▶ Extracted data
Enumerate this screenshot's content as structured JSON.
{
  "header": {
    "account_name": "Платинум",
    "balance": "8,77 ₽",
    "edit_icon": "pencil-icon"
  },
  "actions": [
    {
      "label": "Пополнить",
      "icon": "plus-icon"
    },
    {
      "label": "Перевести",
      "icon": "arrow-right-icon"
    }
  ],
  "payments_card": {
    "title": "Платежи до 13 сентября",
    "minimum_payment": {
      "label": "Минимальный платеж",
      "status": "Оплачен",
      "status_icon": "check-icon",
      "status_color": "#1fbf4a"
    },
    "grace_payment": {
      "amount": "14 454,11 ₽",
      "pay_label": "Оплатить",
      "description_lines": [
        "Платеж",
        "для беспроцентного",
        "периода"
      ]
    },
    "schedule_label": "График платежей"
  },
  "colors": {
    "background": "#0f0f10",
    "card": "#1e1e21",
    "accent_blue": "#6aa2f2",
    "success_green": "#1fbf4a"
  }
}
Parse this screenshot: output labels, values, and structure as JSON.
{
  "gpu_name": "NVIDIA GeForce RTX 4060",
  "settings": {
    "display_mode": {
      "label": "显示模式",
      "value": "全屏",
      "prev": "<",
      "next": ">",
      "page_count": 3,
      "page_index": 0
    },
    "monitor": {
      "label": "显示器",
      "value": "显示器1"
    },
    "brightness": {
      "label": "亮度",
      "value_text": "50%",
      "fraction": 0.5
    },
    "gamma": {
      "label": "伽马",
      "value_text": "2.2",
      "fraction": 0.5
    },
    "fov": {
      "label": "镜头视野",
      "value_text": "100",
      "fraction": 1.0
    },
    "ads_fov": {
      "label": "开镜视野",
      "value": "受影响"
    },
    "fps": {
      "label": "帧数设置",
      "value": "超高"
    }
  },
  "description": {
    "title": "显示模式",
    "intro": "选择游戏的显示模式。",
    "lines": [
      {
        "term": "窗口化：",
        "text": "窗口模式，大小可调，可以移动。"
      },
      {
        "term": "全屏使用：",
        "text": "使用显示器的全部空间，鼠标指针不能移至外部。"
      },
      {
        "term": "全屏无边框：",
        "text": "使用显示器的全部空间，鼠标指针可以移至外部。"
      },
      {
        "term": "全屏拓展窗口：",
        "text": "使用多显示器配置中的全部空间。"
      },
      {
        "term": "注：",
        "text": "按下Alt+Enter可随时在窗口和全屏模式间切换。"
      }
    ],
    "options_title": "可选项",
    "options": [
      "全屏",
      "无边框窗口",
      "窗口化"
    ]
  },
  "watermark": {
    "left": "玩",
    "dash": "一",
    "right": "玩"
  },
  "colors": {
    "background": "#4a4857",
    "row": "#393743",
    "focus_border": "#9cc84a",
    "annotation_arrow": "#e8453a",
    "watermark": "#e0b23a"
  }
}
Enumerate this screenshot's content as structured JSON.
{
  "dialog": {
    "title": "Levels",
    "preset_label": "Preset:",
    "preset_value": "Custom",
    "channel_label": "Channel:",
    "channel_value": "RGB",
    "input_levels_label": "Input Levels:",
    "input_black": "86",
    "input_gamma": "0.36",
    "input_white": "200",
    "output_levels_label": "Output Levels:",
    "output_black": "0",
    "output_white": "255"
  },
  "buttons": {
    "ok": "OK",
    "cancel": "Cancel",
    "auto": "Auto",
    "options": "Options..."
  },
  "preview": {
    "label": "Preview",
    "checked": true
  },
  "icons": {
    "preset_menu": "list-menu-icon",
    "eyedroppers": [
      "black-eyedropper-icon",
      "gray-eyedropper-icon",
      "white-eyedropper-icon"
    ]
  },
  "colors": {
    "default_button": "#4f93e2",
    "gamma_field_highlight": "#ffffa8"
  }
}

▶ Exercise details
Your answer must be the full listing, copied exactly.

▶ Exercise answer
Enumerate this screenshot's content as structured JSON.
{
  "header": {
    "account_name": "Платинум",
    "balance": "8,77 ₽",
    "edit_icon": "pencil-icon"
  },
  "actions": [
    {
      "label": "Пополнить",
      "icon": "plus-icon"
    },
    {
      "label": "Перевести",
      "icon": "arrow-right-icon"
    }
  ],
  "payments_card": {
    "title": "Платежи до 13 сентября",
    "minimum_payment": {
      "label": "Минимальный платеж",
      "status": "Оплачен",
      "status_icon": "check-icon",
      "status_color": "#1fbf4a"
    },
    "grace_payment": {
      "amount": "14 454,11 ₽",
      "pay_label": "Оплатить",
      "description_lines": [
        "Платеж",
        "для беспроцентного",
        "периода"
      ]
    },
    "schedule_label": "График платежей"
  },
  "colors": {
    "background": "#0f0f10",
    "card": "#1e1e21",
    "accent_blue": "#6aa2f2",
    "success_green": "#1fbf4a"
  }
}
Parse this screenshot: output labels, values, and structure as JSON.
{
  "gpu_name": "NVIDIA GeForce RTX 4060",
  "settings": {
    "display_mode": {
      "label": "显示模式",
      "value": "全屏",
      "prev": "<",
      "next": ">",
      "page_count": 3,
      "page_index": 0
    },
    "monitor": {
      "label": "显示器",
      "value": "显示器1"
    },
    "brightness": {
      "label": "亮度",
      "value_text": "50%",
      "fraction": 0.5
    },
    "gamma": {
      "label": "伽马",
      "value_text": "2.2",
      "fraction": 0.5
    },
    "fov": {
      "label": "镜头视野",
      "value_text": "100",
      "fraction": 1.0
    },
    "ads_fov": {
      "label": "开镜视野",
      "value": "受影响"
    },
    "fps": {
      "label": "帧数设置",
      "value": "超高"
    }
  },
  "description": {
    "title": "显示模式",
    "intro": "选择游戏的显示模式。",
    "lines": [
      {
        "term": "窗口化：",
        "text": "窗口模式，大小可调，可以移动。"
      },
      {
        "term": "全屏使用：",
        "text": "使用显示器的全部空间，鼠标指针不能移至外部。"
      },
      {
        "term": "全屏无边框：",
        "text": "使用显示器的全部空间，鼠标指针可以移至外部。"
      },
      {
        "term": "全屏拓展窗口：",
        "text": "使用多显示器配置中的全部空间。"
      },
      {
        "term": "注：",
        "text": "按下Alt+Enter可随时在窗口和全屏模式间切换。"
      }
    ],
    "options_title": "可选项",
    "options": [
      "全屏",
      "无边框窗口",
      "窗口化"
    ]
  },
  "watermark": {
    "left": "玩",
    "dash": "一",
    "right": "玩"
  },
  "colors": {
    "background": "#4a4857",
    "row": "#393743",
    "focus_border": "#9cc84a",
    "annotation_arrow": "#e8453a",
    "watermark": "#e0b23a"
  }
}
Enumerate this screenshot's content as structured JSON.
{
  "dialog": {
    "title": "Levels",
    "preset_label": "Preset:",
    "preset_value": "Custom",
    "channel_label": "Channel:",
    "channel_value": "RGB",
    "input_levels_label": "Input Levels:",
    "input_black": "86",
    "input_gamma": "0.36",
    "input_white": "200",
    "output_levels_label": "Output Levels:",
    "output_black": "0",
    "output_white": "255"
  },
  "buttons": {
    "ok": "OK",
    "cancel": "Cancel",
    "auto": "Auto",
    "options": "Options..."
  },
  "preview": {
    "label": "Preview",
    "checked": true
  },
  "icons": {
    "preset_menu": "list-menu-icon",
    "eyedroppers": [
      "black-eyedropper-icon",
      "gray-eyedropper-icon",
      "white-eyedropper-icon"
    ]
  },
  "colors": {
    "default_button": "#4f93e2",
    "gamma_field_highlight": "#ffffa8"
  }
}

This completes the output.